5. EarthEE - THEESatisfaction

“Welcome to EarthEE. Discovered by the sonic explorers known as THEESatisfaction, it exists in some distant galaxy that appears little more than a speck of dust in the night sky from our home planet. It’s one of those lush sci-fi dream worlds covered entirely in streams, waterfalls, and a canopy of greenery. The Seattle duo’s latest album fusing of hip-hop, R&B, and soul proves to be an audio oasis worthy of frequent escapist trips... While it might not be familiar musical terraferma, EarthEE is immensely habitable.” March 2015

4. All Around Us - Briana Marela

“It takes Briana Marela precisely one minute to firmly establish a sonic aesthetic. All Around Us opens with 60 seconds of looping vocal flutters and coos that slowly grow from mere chirps to a lush canopy of delicate electronic indie pop. When discernible lyrics finally pop up (on 'Follow It'), the opening lines could easily double as a description for the experience of listening to the album: 'You could get caught up in it / Feel the fall and see if it fits.'” August 2015

3. Hospital Handshakes - Rocky Votolato

“The first striking thing about Hospital Handshakes is the fullness of the album’s rock sound. With the help of [his brother] Cody, bassist Eric Corson (the Long Winters), Andy Lum (My Goodness) on drums, and aux instrumentation from Casey Foubert (Sufjan Stevens), it ventures further from the folky vibe that has colored many of Votolato’s records. Songs like “The Hereafter” and “A New Song” feature a tinge of aggression that’s hasn’t been present in his music since Suicide Medicine. The lyrical honesty and sincerity that’s long been Votolato’s calling card still shines through as he tackles the demons that threw up mental blocks and almost made him abandon music making.” April 2015

2. Kintsugi - Death Cab for Cutie

Kintsugi is an album about reconstruction. The title of Death Cab for Cutie’s eighth studio album—named for the Japanese art of repairing broken pottery with gold to make the cracks an artistic part of the object’s history—makes that point evidently clear. Relationships die. Band members leave. Love and loss are never mutually exclusive experiences, and Ben Gibbard lyrically wrestles with this inevitability over the course of Kintsugi’s eleven tracks. When a marriage ends in metaphorical car crash, it’s painful to pull out all the cutting shards of glass out of your face, deal with the visual scars they leave, move past the haunting memories of the ghosts of passengers that once rode shotgun, and get over your skittishness to return to the driver’s seat.” April 2015

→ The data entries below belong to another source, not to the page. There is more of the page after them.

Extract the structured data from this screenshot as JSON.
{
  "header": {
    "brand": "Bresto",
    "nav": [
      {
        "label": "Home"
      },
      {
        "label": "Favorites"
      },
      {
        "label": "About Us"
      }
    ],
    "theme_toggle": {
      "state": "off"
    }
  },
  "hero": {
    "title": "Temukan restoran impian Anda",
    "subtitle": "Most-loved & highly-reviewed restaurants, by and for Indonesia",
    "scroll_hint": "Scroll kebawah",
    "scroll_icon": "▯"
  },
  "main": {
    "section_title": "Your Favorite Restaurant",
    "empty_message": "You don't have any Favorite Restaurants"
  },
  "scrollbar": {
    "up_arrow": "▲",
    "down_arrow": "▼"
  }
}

1. Women's Rights - Childbirth

“In the acidic modern climate where the mere act of a women making a stand for equality online can illicit an outpouring of direct threats of violence, rape, and murder (be it Gamergate, #ShoutYourAbortion, or any number of less mainstream occurrences), empathy seems lost. Women’s Rights is a vessel capable of inducing empathy, even if stealthily so because of the satirical tone... The fact that Childbirth gets these points across while eliciting laughs, only makes the messages more powerful. As individuals increasingly harden their hearts and minds to opinions that differ from their own, they become less willing to listen to stern counter arguments. But perhaps Women’s Rights resulting in a little disarming chuckle is enough to crack those protective shells just ever so slightly to allow the seeds of empathy to enter and eventually grow.” October 2015